Joe was a hard worker. He cleaned the church in the evenings after he’d finished his two other jobs.
After the Sunday morning service, Pastor Smalley found Joe doing a quick clean-up of the Sunday school area. He took Joe over to the corner and showed him the dust.
“I’m so sorry, Pastor,” Joe said. “I cleaned that corner just last night and for some reason dust seems to accumulate there. I know it looks like cobwebs, but I assure you it’s just dust blowing in from somewhere. Guess I’ll make a point to get here a little earlier on Sunday mornings just to make sure this one corner is clean.”
“I’m sorry to bother you with something so petty,” said Pastor Smalley with a sigh, “but you know how fussy some of our ‘Pillars’ can be.” He looked at Joe and winked. Joe knew exactly what he meant and knew he had a good ally in Pastor Smalley.
Like many other small-ish churches, Fynder’s Community Church had its “Pillars.” They were the older, long-standing members, a few who had been with the church since its founding. While it was not an official title it was one these who had been “in the way” since the beginning would not eschew. Being called a pillar would be a point of flattery, and in their minds, both appropriate and deserved.
They believed that they were the dauntless essential few who held the church up and together. There was no detail of the church business or the business of its members that was too small for attention to be paid it by the Pillars. This was, as far as they were concerned, their duty and purpose on this earth.
Only through their diligence the church and its people stayed on the straight and narrow. The Pillars believed it was through their measure, assessment, and usually uninvited advice mostly proffered on the sly through hint and subtle suggestion under the guise of “spiritual encouragement,” that any member of the congregation would be found acceptable to the Lord on that great and glorious day of judgment.
Each Pillar took great pride in their tireless work cultivating, pruning, and correcting, knowing with a solid firmness in their hearts that they would receive a special reward in the sweet bye-and-bye. It was a dirty job but someone had to do it. So they thought and so they believed.
As Pastor Smalley and Joe were discussing the problem corner, the final few post-service lingerers left the building. These were the Pillars, always the first to arrive and the last to leave. It was in the casual chit-chat of these times that they were able to do most of their shaping up of the congregation.
They stood in a group on the sidewalk in front of the church, out of earshot of any left behind in the church, sharing the latest gossip, synchronizing rumors, and strategizing how to best address arisen issues.
Down the street, a semi truck with a flatbed loaded with steel girders, rumbled toward the church which was located on a main street of town. As it approached, a little too fast, several tires on the right side burst all at once, sending the truck careening out of control directly toward the Pillars standing like a clutch of bowling pins on the sidewalk in front of the church.
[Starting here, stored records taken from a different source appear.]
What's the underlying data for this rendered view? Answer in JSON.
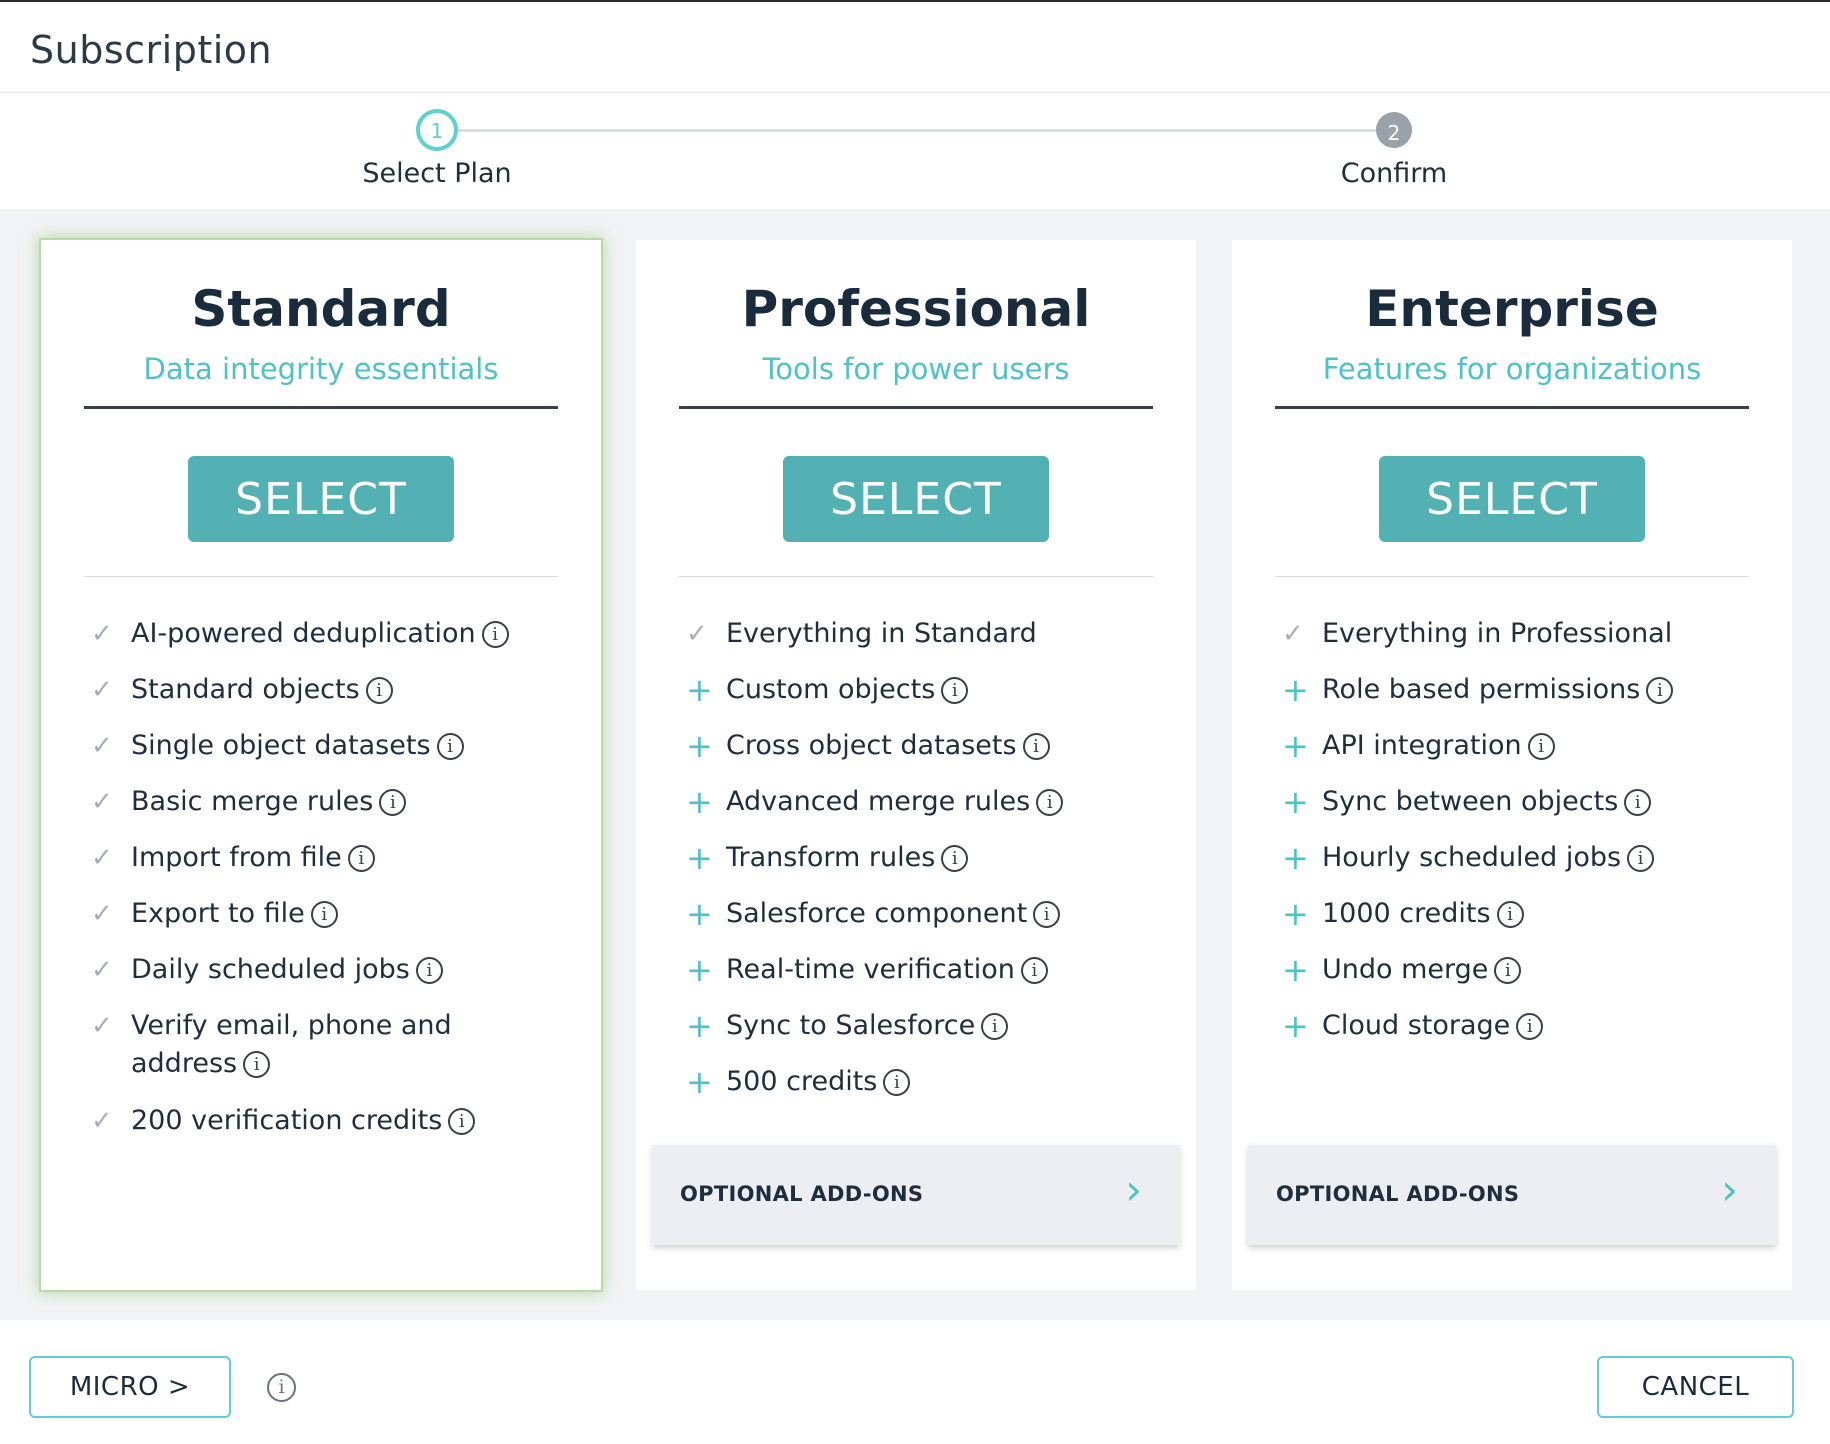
{
  "header": {
    "title": "Subscription"
  },
  "stepper": {
    "steps": [
      {
        "number": "1",
        "label": "Select Plan"
      },
      {
        "number": "2",
        "label": "Confirm"
      }
    ]
  },
  "plans": [
    {
      "name": "Standard",
      "tagline": "Data integrity essentials",
      "select_label": "SELECT",
      "features": [
        "AI-powered deduplication",
        "Standard objects",
        "Single object datasets",
        "Basic merge rules",
        "Import from file",
        "Export to file",
        "Daily scheduled jobs",
        "Verify email, phone and address",
        "200 verification credits"
      ]
    },
    {
      "name": "Professional",
      "tagline": "Tools for power users",
      "select_label": "SELECT",
      "features": [
        "Everything in Standard",
        "Custom objects",
        "Cross object datasets",
        "Advanced merge rules",
        "Transform rules",
        "Salesforce component",
        "Real-time verification",
        "Sync to Salesforce",
        "500 credits"
      ],
      "addons_label": "OPTIONAL ADD-ONS"
    },
    {
      "name": "Enterprise",
      "tagline": "Features for organizations",
      "select_label": "SELECT",
      "features": [
        "Everything in Professional",
        "Role based permissions",
        "API integration",
        "Sync between objects",
        "Hourly scheduled jobs",
        "1000 credits",
        "Undo merge",
        "Cloud storage"
      ],
      "addons_label": "OPTIONAL ADD-ONS"
    }
  ],
  "footer": {
    "micro_label": "MICRO >",
    "cancel_label": "CANCEL"
  },
  "icons": {
    "check": "✓",
    "plus": "+",
    "info": "i",
    "chevron": "›"
  },
  "colors": {
    "accent": "#53b0b3",
    "teal_text": "#4fc1c8",
    "selected_glow": "#b8dba5"
  }
}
No Pillar was spared.
The investigation into the accident was never able to determine what caused the simultaneous blowouts.
Months later, just prior to the Sunday morning service, Joe was cleaning the dust from the troublesome corner, chatting with Pastor Smalley recalling the tragic day.
“Well,” sighed Pastor Smalley, “I guess you could say the Pillars have fallen.”
“Yes,” replied Joe as he stood, holding his dustpan and whisk, “but the church is still standing, and standing strong.”
Pastor Smalley and Joe stood silently for a moment looking at the clean swept corner.
“Yes, it is,” said Pastor Smalley, responding to Joe's observation. “Indeed it is.”
* It’s flash fiction Friday! (To learn more about FFF, click here and scroll down.)
Flash fiction is nothing more or less than a very, very short short story. This one is a little over 1000 words. What do you think? Know any Pillars? Please share your thoughts in the comments!